When Lot chose to live in expectation of his own worthiness, he began a long decline that would require God’s dramatic rescue and result in the decimation of his family. The Preacher observed:
“There is an evil that I have seen under the sun, and it lies heavy on mankind: 2 a man to whom God gives wealth, possessions, and honor, so that he lacks nothing of all that he desires, yet God does not give him power to enjoy them, but a stranger enjoys them. This is vanity; it is a grievous evil.” 

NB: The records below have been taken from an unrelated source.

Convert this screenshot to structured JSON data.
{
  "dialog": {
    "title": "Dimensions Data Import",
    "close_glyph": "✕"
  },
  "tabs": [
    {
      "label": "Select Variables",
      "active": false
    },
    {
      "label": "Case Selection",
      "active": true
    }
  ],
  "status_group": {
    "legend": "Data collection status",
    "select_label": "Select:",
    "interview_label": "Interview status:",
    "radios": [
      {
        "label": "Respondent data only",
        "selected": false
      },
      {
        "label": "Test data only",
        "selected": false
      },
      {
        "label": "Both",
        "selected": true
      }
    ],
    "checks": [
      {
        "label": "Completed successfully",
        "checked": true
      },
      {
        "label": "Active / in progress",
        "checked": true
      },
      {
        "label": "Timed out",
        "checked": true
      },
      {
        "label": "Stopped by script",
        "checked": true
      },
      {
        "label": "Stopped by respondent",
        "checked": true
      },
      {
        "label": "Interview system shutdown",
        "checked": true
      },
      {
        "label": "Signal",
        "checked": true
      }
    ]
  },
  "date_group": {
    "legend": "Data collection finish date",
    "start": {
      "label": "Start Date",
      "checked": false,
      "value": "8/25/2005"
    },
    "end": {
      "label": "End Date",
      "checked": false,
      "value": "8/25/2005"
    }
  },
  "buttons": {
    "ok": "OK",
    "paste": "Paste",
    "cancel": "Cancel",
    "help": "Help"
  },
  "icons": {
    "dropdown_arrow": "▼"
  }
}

Lot chose to define his own identity for his own purposes. Abram, in yet another moment of God-given gospel sanity, chose to define his worthiness in the unconditional promises of his Covenant Creator God. Like Lot, Abram will again struggle with periods of gospel insanity. Like Lot, God will dramatically rescue Abram from his shaky trust and self-reliance. To all of us on our pilgrim journeys through this pagan land, God provides to his sinner-saints the trust he requires of us.
When, like Abram, you find yourself trudging back to the Lord in frustration and shame, confess your lack of trust and ask the One who provides it to gift you more. Come to him with your meager plate and Christ will heap upon it a feast of faith to carry you along. As Paul wrote to the congregation of Philippi:

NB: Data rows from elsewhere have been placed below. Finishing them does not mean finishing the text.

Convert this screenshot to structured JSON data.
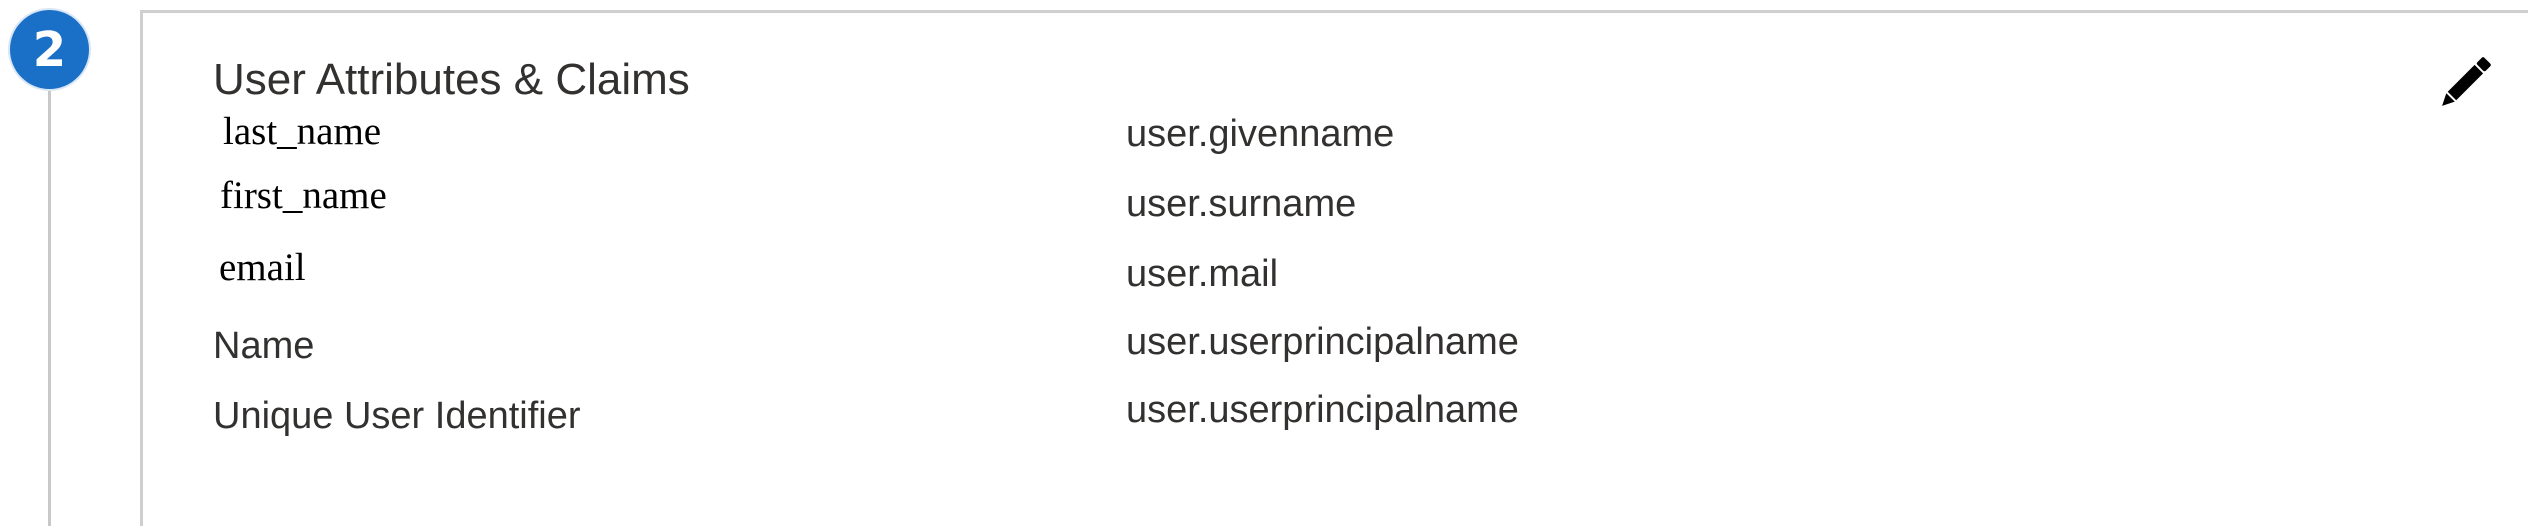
{
  "step": {
    "number": "2"
  },
  "section": {
    "title": "User Attributes & Claims",
    "edit_icon": "pencil-icon"
  },
  "claims": [
    {
      "name": "last_name",
      "value": "user.givenname"
    },
    {
      "name": "first_name",
      "value": "user.surname"
    },
    {
      "name": "email",
      "value": "user.mail"
    },
    {
      "name": "Name",
      "value": "user.userprincipalname"
    },
    {
      "name": "Unique User Identifier",
      "value": "user.userprincipalname"
    }
  ],
  "colors": {
    "step_badge": "#1a6fc7",
    "text": "#323130",
    "border": "#cfcfcf"
  }
}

And I am sure of this, that he who began a good work in you will bring it to completion at the day of Jesus Christ.
 The Holy Bible: English Standard Version (Wheaton, IL: Crossway Bibles, 2016), Ge 13:1–18.
 The Holy Bible: English Standard Version (Wheaton, IL: Crossway Bibles, 2016), Ps 103:11–12.
 Hamilton, 390.
 The Holy Bible: English Standard Version (Wheaton, IL: Crossway Bibles, 2016), Ge 13:8–9.
 Hughes, 200. Kindle Edition.
 The Holy Bible: English Standard Version (Wheaton, IL: Crossway Bibles, 2016), Ge 12:7.
 The Holy Bible: English Standard Version (Wheaton, IL: Crossway Bibles, 2016), Heb 11:10.
 The Holy Bible: English Standard Version (Wheaton, IL: Crossway Bibles, 2016), Php 2:4–8.
 Hughes, op. cit.
 Waltke and Fredricks, 221.
 Hughes, 201. Kindle Edition.
 The Holy Bible: English Standard Version (Wheaton, IL: Crossway Bibles, 2016), Ge 13:11–13.
 Id., 201-202. Kindle Edition.
 Waltke and Fredricks, 222.
 The Holy Bible: English Standard Version (Wheaton, IL: Crossway Bibles, 2016), Ec 4:4.
 The Holy Bible: English Standard Version (Wheaton, IL: Crossway Bibles, 2016), Ec 6:1–2.
 The Holy Bible: English Standard Version (Wheaton, IL: Crossway Bibles, 2016), Php 1:6.